Consider for example the common belief that individuals can be categorized as a member of one out of four or five distinct racial groups, a belief reflected in many survey questionnaires that ask respondents to indicate which race they belong to. This is an example of what I call an “honestly” projected bias; the survey writer likely has limited awareness that there is even a problem, and does not expect their respondents to question the belief. In these cases, the bias enters the survey questionnaire through the questionnaire writers’ phrasing and provided options, and is confirmed when each respondent chooses one of the options.

Stepping back, we observe “bias in, bias out” where the belief itself gains strength across the survey process. It strengthens among the respondents as they accept the belief when answering the questions, and strengthens in the mind of the survey creator when they see tacit acceptance of the bias in the responses. At each step, neural pathways supporting the belief become stronger due to exercise.

I’ve mapped this process below, illustrating the cumulative bias amplification by degree of red in the arrows’ color:

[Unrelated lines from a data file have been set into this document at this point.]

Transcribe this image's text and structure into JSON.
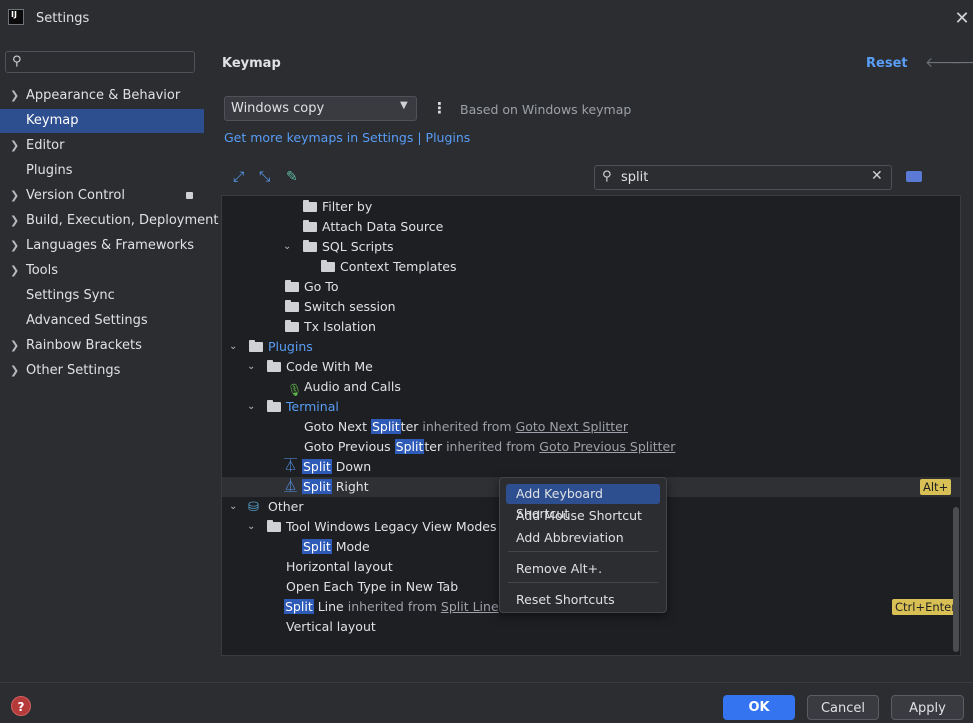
{
  "window": {
    "title": "Settings",
    "logo_text": "IJ"
  },
  "sidebar": {
    "items": [
      {
        "label": "Appearance & Behavior",
        "expandable": true
      },
      {
        "label": "Keymap",
        "expandable": false,
        "active": true
      },
      {
        "label": "Editor",
        "expandable": true
      },
      {
        "label": "Plugins",
        "expandable": false
      },
      {
        "label": "Version Control",
        "expandable": true
      },
      {
        "label": "Build, Execution, Deployment",
        "expandable": true
      },
      {
        "label": "Languages & Frameworks",
        "expandable": true
      },
      {
        "label": "Tools",
        "expandable": true
      },
      {
        "label": "Settings Sync",
        "expandable": false
      },
      {
        "label": "Advanced Settings",
        "expandable": false
      },
      {
        "label": "Rainbow Brackets",
        "expandable": true
      },
      {
        "label": "Other Settings",
        "expandable": true
      }
    ]
  },
  "main": {
    "title": "Keymap",
    "reset_label": "Reset",
    "keymap_select": "Windows copy",
    "based_on": "Based on Windows keymap",
    "get_more": "Get more keymaps in Settings | Plugins",
    "search_value": "split"
  },
  "tree": {
    "filter_by": "Filter by",
    "attach_data_source": "Attach Data Source",
    "sql_scripts": "SQL Scripts",
    "context_templates": "Context Templates",
    "go_to": "Go To",
    "switch_session": "Switch session",
    "tx_isolation": "Tx Isolation",
    "plugins": "Plugins",
    "code_with_me": "Code With Me",
    "audio_and_calls": "Audio and Calls",
    "terminal": "Terminal",
    "goto_next_pre": "Goto Next ",
    "goto_next_hl": "Split",
    "goto_next_post": "ter",
    "goto_next_inh": " inherited from ",
    "goto_next_link": "Goto Next Splitter",
    "goto_prev_pre": "Goto Previous ",
    "goto_prev_hl": "Split",
    "goto_prev_post": "ter",
    "goto_prev_inh": " inherited from ",
    "goto_prev_link": "Goto Previous Splitter",
    "split_down_hl": "Split",
    "split_down_post": " Down",
    "split_right_hl": "Split",
    "split_right_post": " Right",
    "split_right_shortcut": "Alt+",
    "other": "Other",
    "tool_windows": "Tool Windows Legacy View Modes (dep",
    "split_mode_hl": "Split",
    "split_mode_post": " Mode",
    "horizontal_layout": "Horizontal layout",
    "open_each_type": "Open Each Type in New Tab",
    "split_line_hl": "Split",
    "split_line_post": " Line",
    "split_line_inh": " inherited from ",
    "split_line_link": "Split Line",
    "split_line_shortcut": "Ctrl+Enter",
    "vertical_layout": "Vertical layout"
  },
  "context_menu": {
    "add_keyboard_shortcut": "Add Keyboard Shortcut",
    "add_mouse_shortcut": "Add Mouse Shortcut",
    "add_abbreviation": "Add Abbreviation",
    "remove": "Remove Alt+.",
    "reset_shortcuts": "Reset Shortcuts"
  },
  "buttons": {
    "ok": "OK",
    "cancel": "Cancel",
    "apply": "Apply",
    "help": "?"
  },
  "colors": {
    "accent": "#3574f0",
    "link": "#589df6",
    "selection": "#2e4f8f",
    "highlight": "#2e5ab8",
    "shortcut_badge": "#d9c054"
  }
}
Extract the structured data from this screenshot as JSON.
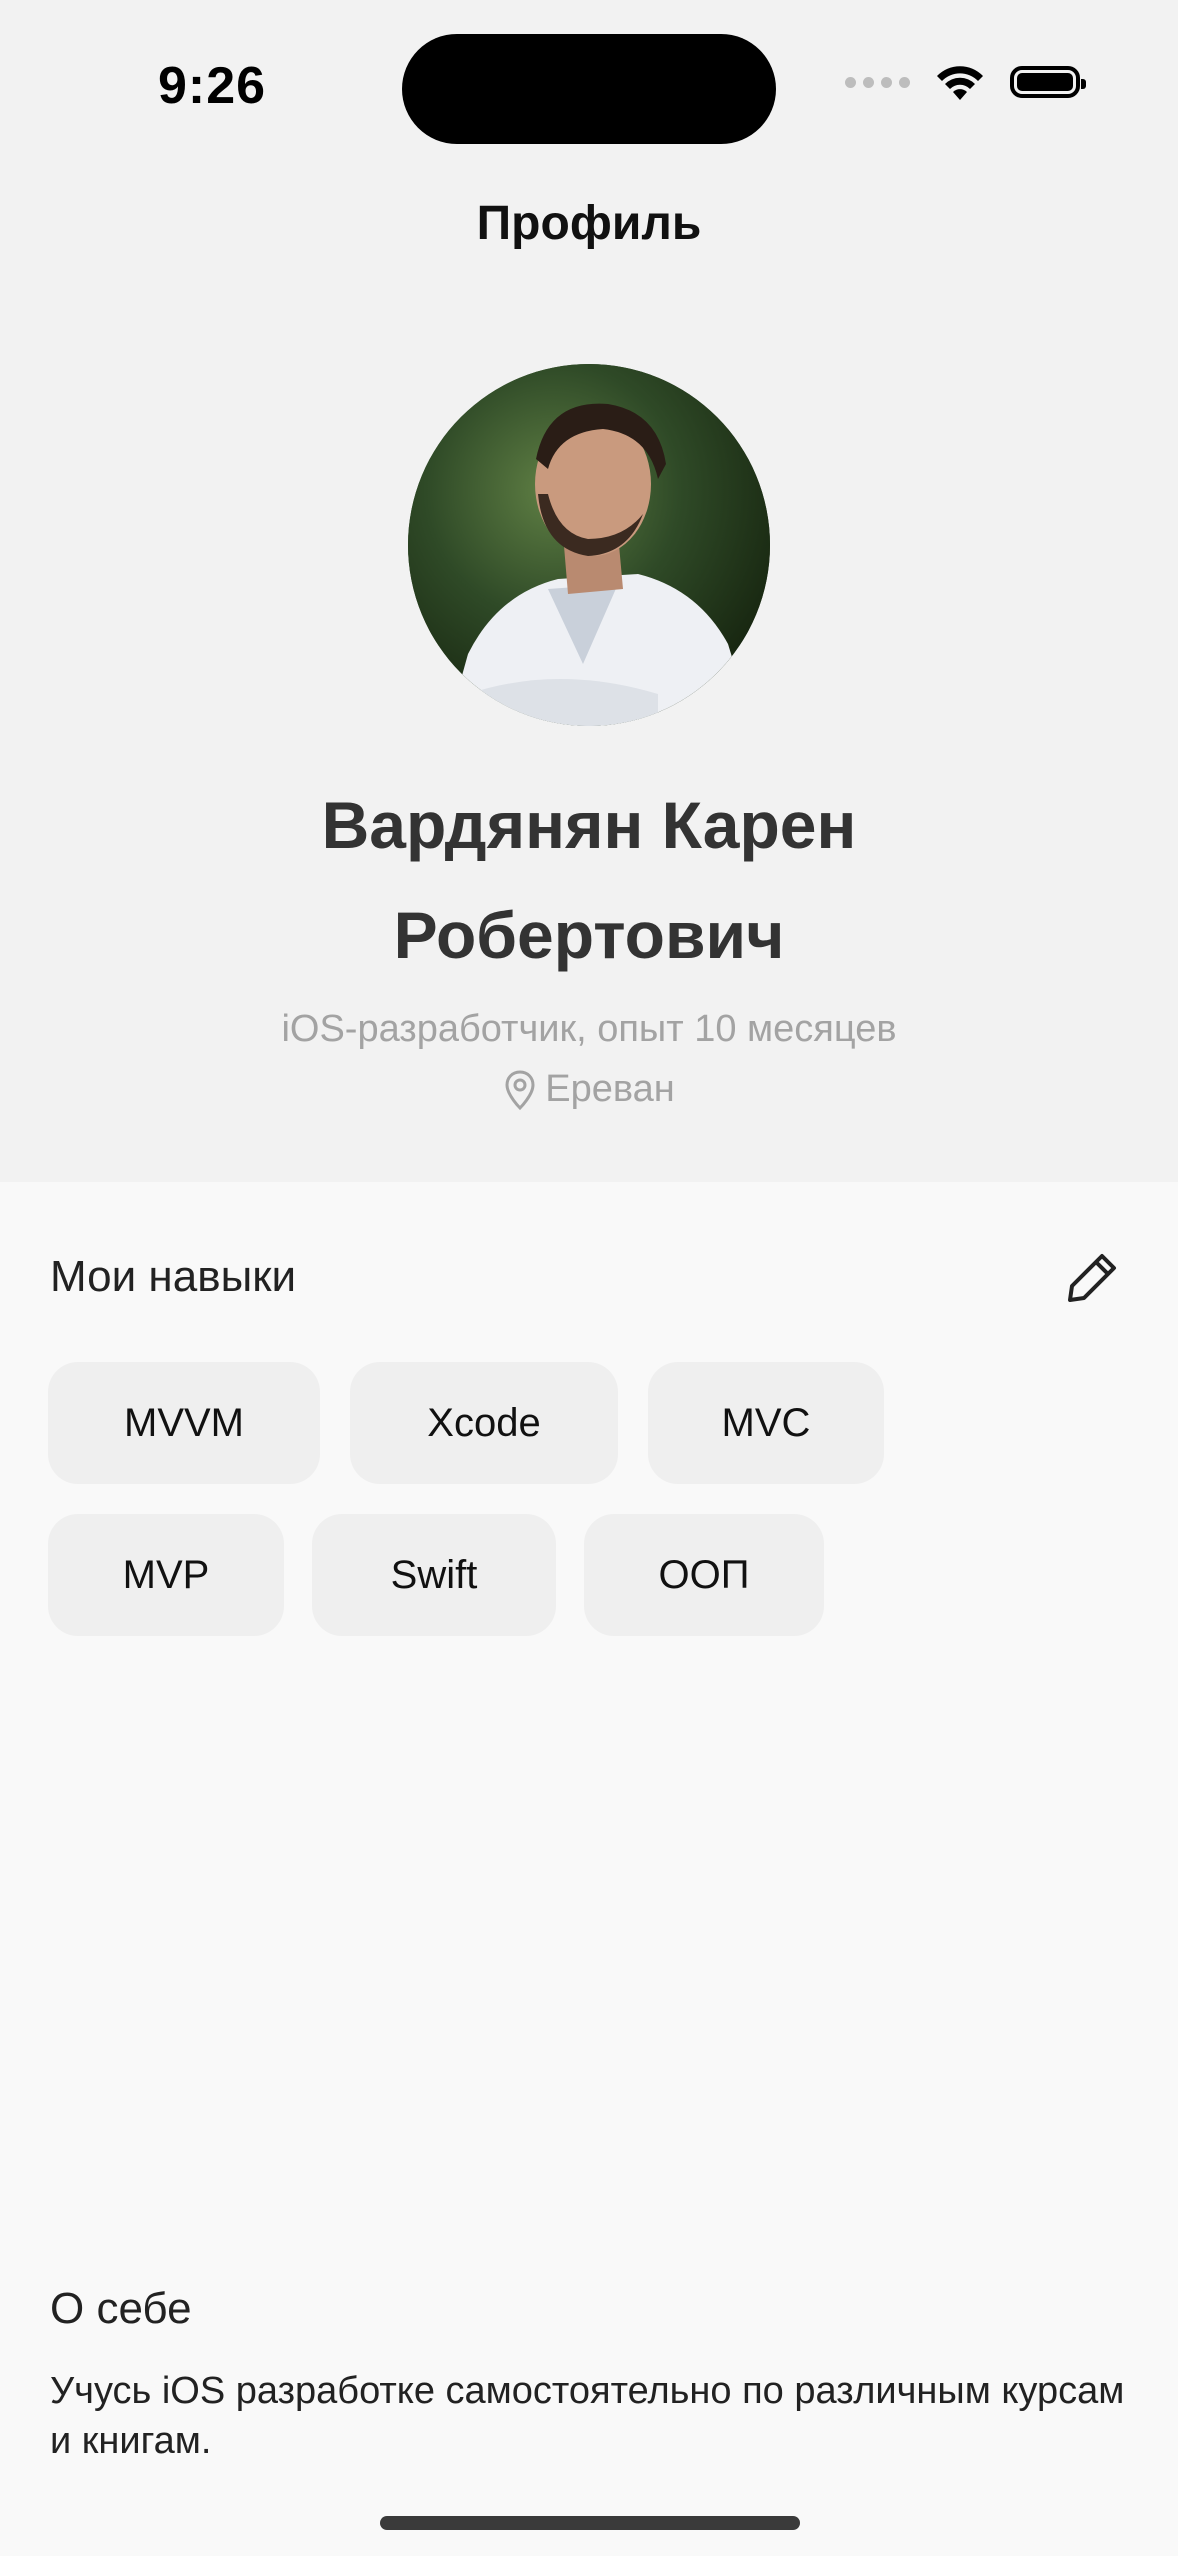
{
  "status_bar": {
    "time": "9:26"
  },
  "nav": {
    "title": "Профиль"
  },
  "profile": {
    "name_line1": "Вардянян Карен",
    "name_line2": "Робертович",
    "subtitle": "iOS-разработчик, опыт 10 месяцев",
    "location": "Ереван"
  },
  "skills": {
    "title": "Мои навыки",
    "items": [
      "MVVM",
      "Xcode",
      "MVC",
      "MVP",
      "Swift",
      "ООП"
    ]
  },
  "about": {
    "title": "О себе",
    "text": "Учусь iOS разработке самостоятельно по различным курсам и книгам."
  },
  "colors": {
    "header_background": "#f2f2f2",
    "page_background": "#f9f9f9",
    "chip_background": "#efefef",
    "secondary_text": "#a3a3a3"
  }
}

While we cannot completely escape projecting our biases through our measurement instruments, I call on questionnaire writers to step back and consider what we might be propagating. We may have to become more creative to limit the damage. (For one example of a creative approach, see my post “a better way to ask about gender in survey questionnaires” for an idea on how to avoid propagating the binary sex/gender bias through survey questionnaires).

a better way to ask about gender in survey questionnaires

Survey questionnaires regularly ask respondents’ sex or gender, and mostly offer only the binary options:

When presented with such a survey on paper, I typically add and then select a third option: “Fuck you”. (Similarly, I do the same with race/ethnicity questions when asked to choose one out of four or five options).

However, we increasingly answer surveys online, making this write-in approach unavailable. Furthermore, scrawling profanities onto survey forms fails to positively address the very serious problem underlying my anger: that the binary sex/gender classification erases folks who, for a variety of reasons, do not fit within it.

In what I perceive as an honest attempt at inclusion—and I sincerely appreciate the effort—Google offers an “Other” option in its Google+ profile form:

But simply adding an “other” option still emphasizes the binary classification system; it reminds respondents that they either fit in, or don’t. Very few of those who don’t fit in enjoy that interjection when it involves something as fundamental as gender identity.



I recommend the following alternative for collecting gender and sex data from survey respondents:

Here the use of sliders reflects the continuous natures of sex and gender, while the division of the query into separate, orthogonal dimensions accounts for the distinctness of biology (sex) from social artifact (gender).

Certainly this scheme fails to capture all the nuances of gender identity, particularly its flux within individuals, but it reaches for a more honest and inclusive world.